_Activity_. Wherever the string "実物金地金による完全担保" appears in the listing, copy that line.

---- Available data

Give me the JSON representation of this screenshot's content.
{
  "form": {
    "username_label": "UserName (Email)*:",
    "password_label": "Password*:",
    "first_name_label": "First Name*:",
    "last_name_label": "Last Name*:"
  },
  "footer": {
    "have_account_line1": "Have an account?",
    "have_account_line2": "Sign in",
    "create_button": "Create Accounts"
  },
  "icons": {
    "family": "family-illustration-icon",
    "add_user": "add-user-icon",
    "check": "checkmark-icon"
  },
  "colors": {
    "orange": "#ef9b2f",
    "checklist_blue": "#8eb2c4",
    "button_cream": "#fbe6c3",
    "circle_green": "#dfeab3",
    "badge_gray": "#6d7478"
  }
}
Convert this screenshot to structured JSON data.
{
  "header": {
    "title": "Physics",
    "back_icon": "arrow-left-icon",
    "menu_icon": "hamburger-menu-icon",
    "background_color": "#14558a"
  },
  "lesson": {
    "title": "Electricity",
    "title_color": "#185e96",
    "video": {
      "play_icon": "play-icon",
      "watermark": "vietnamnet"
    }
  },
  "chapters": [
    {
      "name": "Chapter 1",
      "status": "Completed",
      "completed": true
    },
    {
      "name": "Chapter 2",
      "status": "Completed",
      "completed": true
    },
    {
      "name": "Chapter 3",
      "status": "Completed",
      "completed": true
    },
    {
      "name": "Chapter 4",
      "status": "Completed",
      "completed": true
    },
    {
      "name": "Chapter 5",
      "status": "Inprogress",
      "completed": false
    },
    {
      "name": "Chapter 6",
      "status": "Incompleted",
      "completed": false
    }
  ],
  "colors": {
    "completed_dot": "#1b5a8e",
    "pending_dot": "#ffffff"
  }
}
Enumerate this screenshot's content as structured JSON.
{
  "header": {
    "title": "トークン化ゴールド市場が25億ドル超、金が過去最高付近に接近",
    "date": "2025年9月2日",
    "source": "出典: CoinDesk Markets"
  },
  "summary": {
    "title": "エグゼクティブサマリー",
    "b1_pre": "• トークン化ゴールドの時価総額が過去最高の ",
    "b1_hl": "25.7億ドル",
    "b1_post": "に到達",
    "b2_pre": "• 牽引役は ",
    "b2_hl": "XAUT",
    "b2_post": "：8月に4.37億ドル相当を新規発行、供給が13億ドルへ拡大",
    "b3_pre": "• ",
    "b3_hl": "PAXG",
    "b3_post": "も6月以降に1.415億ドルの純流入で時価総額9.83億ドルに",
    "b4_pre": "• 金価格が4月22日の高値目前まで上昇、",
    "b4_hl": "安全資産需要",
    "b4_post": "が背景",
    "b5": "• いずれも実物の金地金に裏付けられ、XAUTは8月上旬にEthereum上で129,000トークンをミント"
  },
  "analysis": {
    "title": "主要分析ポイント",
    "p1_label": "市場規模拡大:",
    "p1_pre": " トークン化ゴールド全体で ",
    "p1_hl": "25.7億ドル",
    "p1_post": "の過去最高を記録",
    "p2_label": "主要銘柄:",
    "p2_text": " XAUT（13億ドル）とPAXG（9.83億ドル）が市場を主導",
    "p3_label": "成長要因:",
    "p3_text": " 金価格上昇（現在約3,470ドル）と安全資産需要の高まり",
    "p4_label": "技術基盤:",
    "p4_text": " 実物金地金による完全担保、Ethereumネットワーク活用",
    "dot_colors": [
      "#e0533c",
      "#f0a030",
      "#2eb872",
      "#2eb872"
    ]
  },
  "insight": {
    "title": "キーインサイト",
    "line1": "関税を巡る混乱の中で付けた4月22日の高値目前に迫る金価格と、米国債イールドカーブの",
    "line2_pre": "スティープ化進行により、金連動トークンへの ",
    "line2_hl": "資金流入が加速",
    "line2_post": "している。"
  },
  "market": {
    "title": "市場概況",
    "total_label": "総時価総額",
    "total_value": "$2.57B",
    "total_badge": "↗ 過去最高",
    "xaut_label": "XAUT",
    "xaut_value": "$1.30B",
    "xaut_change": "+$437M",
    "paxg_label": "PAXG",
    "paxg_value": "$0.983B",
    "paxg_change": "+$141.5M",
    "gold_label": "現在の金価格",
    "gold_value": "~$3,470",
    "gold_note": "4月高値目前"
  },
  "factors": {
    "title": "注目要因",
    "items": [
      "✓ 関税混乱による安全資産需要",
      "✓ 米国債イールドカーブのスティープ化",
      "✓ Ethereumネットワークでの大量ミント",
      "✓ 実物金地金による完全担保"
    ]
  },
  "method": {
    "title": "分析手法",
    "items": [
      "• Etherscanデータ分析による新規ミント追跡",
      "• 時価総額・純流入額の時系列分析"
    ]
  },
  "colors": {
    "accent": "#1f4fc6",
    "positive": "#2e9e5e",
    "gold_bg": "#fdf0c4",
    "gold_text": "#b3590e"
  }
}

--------

_Response area_.
    "p4_text": " 実物金地金による完全担保、Ethereumネットワーク活用",
      "✓ 実物金地金による完全担保"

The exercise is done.